Phew. I made it through the first 12 hours of the Apple reality distortion field. The frenzy and buzz that surrounds the launch of the iPhone is still in full force. But I have decided I won’t get one and here are my five reasons why. 1. I’m still in contract with Three for five months. An obvious show stopper.2. The iPhone is awesome – but not for a power user. Sounds a bit arrogant I know. But the iPhone is without a doubt the best overall consumer cellphone on the market. From form factor to software, from touch to web implementation this system rocks for the masses.But my requirements make the iPhone significantly under spec. I require 3g (and wifi), I require third party apps (now), I require Skype, I require an IM client, I require full mobile computing. I absolutely require full web experience and now blogging on the go. I simply do not want to compromise on my technology. 3. The price is not right. As a free marketer I believe for the spec., the iPhone is set at a price I am not willing to pay. It simply costs too much for too little. 4. Mass appeal: Yes I admit it. I am a slightly snobbish uber geek.
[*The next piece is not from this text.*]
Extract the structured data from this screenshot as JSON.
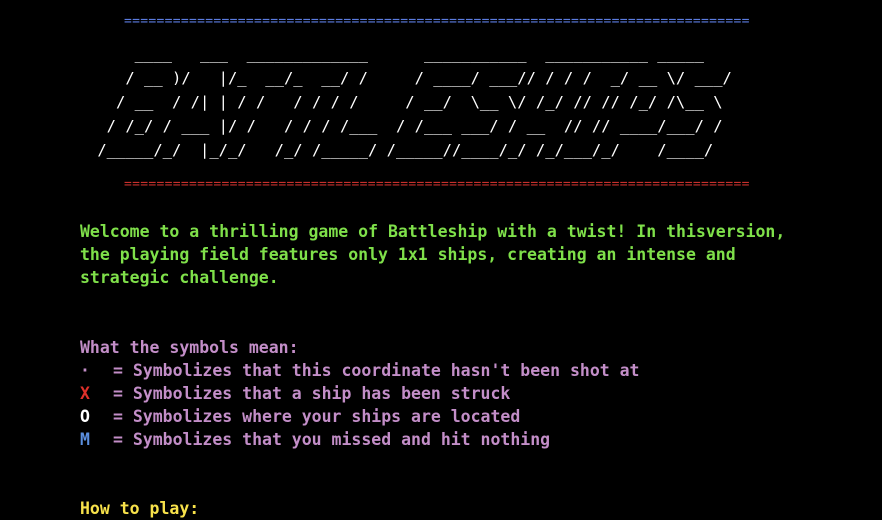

I tend to loose interest when a device enters the realm of spotty teenager. 5. 18 months is too long for me. I am not prepared to suffer an 18 month contract. Tech moves on – and so will I in that period. Make no mistake. The iPhone rocks – big time. It is fantastic and I genuinely believe it will change the cellphone market for the better. But it’s not there yet. It comes painfully close to being the greatest mobile device in consumer history. But not yet. So my solution. The Nokia n810.
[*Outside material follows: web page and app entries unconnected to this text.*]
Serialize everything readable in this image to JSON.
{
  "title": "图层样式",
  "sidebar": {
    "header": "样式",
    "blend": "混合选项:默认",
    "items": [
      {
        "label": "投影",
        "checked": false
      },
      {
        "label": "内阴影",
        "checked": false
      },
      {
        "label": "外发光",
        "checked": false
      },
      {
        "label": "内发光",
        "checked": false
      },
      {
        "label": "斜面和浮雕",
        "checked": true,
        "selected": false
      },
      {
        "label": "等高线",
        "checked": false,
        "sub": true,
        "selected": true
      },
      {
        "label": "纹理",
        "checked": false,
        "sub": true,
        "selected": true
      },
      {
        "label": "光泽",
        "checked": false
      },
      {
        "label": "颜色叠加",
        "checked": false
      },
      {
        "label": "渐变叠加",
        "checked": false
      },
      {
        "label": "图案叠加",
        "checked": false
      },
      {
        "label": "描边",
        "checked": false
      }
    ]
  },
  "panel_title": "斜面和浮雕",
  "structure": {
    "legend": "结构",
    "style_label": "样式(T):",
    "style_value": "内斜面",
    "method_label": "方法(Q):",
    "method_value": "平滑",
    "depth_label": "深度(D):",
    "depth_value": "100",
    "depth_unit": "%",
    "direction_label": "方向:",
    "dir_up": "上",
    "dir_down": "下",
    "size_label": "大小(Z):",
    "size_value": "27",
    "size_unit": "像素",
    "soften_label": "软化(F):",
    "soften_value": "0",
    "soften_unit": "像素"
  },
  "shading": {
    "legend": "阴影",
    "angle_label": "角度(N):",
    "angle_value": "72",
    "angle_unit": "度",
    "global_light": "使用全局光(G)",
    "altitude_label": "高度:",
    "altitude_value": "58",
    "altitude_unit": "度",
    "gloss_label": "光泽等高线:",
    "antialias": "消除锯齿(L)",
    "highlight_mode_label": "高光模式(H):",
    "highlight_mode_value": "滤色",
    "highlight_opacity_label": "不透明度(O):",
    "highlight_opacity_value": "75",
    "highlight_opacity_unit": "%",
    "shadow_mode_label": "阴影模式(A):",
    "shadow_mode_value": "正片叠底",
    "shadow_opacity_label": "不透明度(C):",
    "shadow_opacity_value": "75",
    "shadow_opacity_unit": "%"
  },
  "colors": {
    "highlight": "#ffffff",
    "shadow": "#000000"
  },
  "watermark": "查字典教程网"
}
I have been running OS X 10.5, better known as Leopard for about two hours now. My first impression – awesome. I opted for an upgrade install rather than a clean install or install/archive. My first impression is that this os X rocks. The installation was painless, took around one hour. Once installed, Spotlight took a further thirty minutes or so to index my data. I am discovering new features all the time. But what stands out so far is a feature I didn’t actually think would be that impressive. I was wrong. The ‘cover flow’ in the finder is fantastic. I can now look browse through mini documents across my harddrive. Clearly this came across from iTunes . Very impressive. Secondly, Front Row has had a major makeover. It is now basically an Apple TV! Yes that’s right. I can stream content from across my network through to it. A major step. Think of the possibilities……A server or even a NAT could be installed on the network. It would only have media on it. I could then call it up on any Mac running 10.5…… All this so far….I’ve not even begun with Time Machine yet 🙂
Now everyone knows I am an Apple fanboy. I admit it. However, I must confess that the iPhone falls far too short for my requirements. The cost, lack of 3G and the endless struggle for third party apps means it fails to scratch my itch. Perhaps most significantly the lack of IM and VOIP makes it a non starter for me.
Now, I did consider the Nokia E90 communicator as the holy grail. An all in one device that pretty much covers all the requirements. However, it has limitations. A screen that, whilst big, falls short when trying to render the latest 2.0 sites, along with other sites.
Well it looks like my wait is over. Nokia have released the latest in their line up of Linux based Internet tablets. The N810 covers all my requirements (bar mobile telephony). Quite simply, the spec is awesome. Go check it out here . I want one.